Quilt like image with colorful blocks with geometric shapes and profiles of people in the BIPOC community.


BIPOC Mental Health 

The research and data around mental health in America demonstrates what many individuals who identify as black, indigenous, or people of color (BIPOC) have long known to be true: that acts of racism and discrimination negatively effect a person's safety, health, and wellbeing in countless ways 

Racism and discrimination can take many forms – from individual “microaggressions” (which, despite its name, can significantly affect a person’s sense of safety and belonging) to broad systemic inequities that harm an entire community’s quality of life for generations.   

It’s important to recognize and acknowledge that behavioral health and medical providers have also been complicit in this centuries-old harm and mistreatment of communities of color.

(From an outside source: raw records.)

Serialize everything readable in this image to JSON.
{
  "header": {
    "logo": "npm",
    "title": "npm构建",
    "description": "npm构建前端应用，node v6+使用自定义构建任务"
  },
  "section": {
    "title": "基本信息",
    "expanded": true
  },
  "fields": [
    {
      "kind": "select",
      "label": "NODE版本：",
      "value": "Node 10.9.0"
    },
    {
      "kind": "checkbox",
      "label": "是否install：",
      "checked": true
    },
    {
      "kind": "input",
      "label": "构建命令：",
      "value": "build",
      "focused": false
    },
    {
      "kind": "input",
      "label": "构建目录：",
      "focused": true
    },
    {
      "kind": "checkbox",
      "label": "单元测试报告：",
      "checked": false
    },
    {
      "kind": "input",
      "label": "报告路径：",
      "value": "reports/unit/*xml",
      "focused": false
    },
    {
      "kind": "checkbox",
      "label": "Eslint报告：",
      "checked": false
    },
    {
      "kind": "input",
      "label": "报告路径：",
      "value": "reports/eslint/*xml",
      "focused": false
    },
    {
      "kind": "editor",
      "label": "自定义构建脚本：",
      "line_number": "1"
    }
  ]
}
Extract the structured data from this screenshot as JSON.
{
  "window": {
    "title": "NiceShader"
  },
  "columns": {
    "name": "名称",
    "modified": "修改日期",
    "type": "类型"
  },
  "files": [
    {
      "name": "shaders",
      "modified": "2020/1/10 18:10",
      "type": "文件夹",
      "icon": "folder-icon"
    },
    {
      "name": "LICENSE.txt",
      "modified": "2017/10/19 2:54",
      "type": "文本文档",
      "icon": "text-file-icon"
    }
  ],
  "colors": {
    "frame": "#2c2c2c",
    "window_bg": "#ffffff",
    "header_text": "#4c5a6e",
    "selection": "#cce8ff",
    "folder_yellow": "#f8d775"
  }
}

To better serve historically minoritized communities and close existing healthcare gaps, we must do the work to better understand this historical context and adopt new policies centered around equity, justice, and belonging.  

At Mental Health Partners, we continue to improve our understanding of the needs of our community and the delivery of culturally responsive care to historically minoritized and under-resourced communities in our region. 

Continue reading to expand your knowledge and understanding on this important topic.  

What does BIPOC mean?  

BIPOC (pronounced “bye-pock”) is an acronym that stands for Black, Indigenous, (and) People of Color. This term is often used in the United States to highlight the collective experiences of communities of color and establish solidarity between culturally diverse groups. At the same time, BIPOC centers on the experiences of Black and Indigenous communities. 

While we use the term BIPOC in this article, we also recognize that the term is imperfect and imprecise, and not all individuals or communities prefer to be identified as such. Some feel as though this umbrella term erases their own unique history, trauma, culture, and experiences. Not all people of color have the same lived experience, particularly when it comes to legislation, prejudice, and systemic oppression. 

Always respect and use the terminology that an individual, group, or community uses to self-identify. 

BIPOC Mental Health Statistics 

Mental health and wellness doesn’t happen in a vacuum. Experts now understand that a wide range of factors can impact a person’s quality of life and their long-term health – including where they are born, live, learn, work, play, worship, and age. These factors are referred to as the Social Determinants of Health. 

The statistics below demonstrate how these Determinants negatively affect many BIPOC individuals and communities in measurable ways.

 Healthy People 2030 Sdoh Graphic Domain Labels

Additional Learning & Resources 

BIPOC mental health resources 

Black Mental Wellness Lounge
A safe space on YouTube created to talk about things that directly impact Black people’s mental health.

The Loveland Foundation
A national nonprofit that provides financial assistance to Black women and girls seeking therapy.

A national nonprofit that encourages Black women and girls to adopt walking as a form of exercise and self-care

Okra Project
A grassroots nonprofit that addresses food insecurity in the Black community, as well as mental health recovery funds to provide Black trans men and women sessions with a licensed Black therapist, free of cost.

Black Mental Health Alliance
A national organization dedicated to developing, promoting, and sponsoring culturally relevant educational forums, training, and referral services to support the health and well-being of Black individuals. 

Therapy for Black Girls
Working to connect Black women with culturally competent therapists, and to destigmatize mental health and therapy in the Black community. 

This Is [Not] Who We Are
A documentary film
exploring the gap between Boulder’s “progressive” self-image and the more complex lived experiences—both historical and contemporary—of its Black citizens.

Population-specific guides from Mental Health America 

Local equity organizations & community partners 

Black and African American communities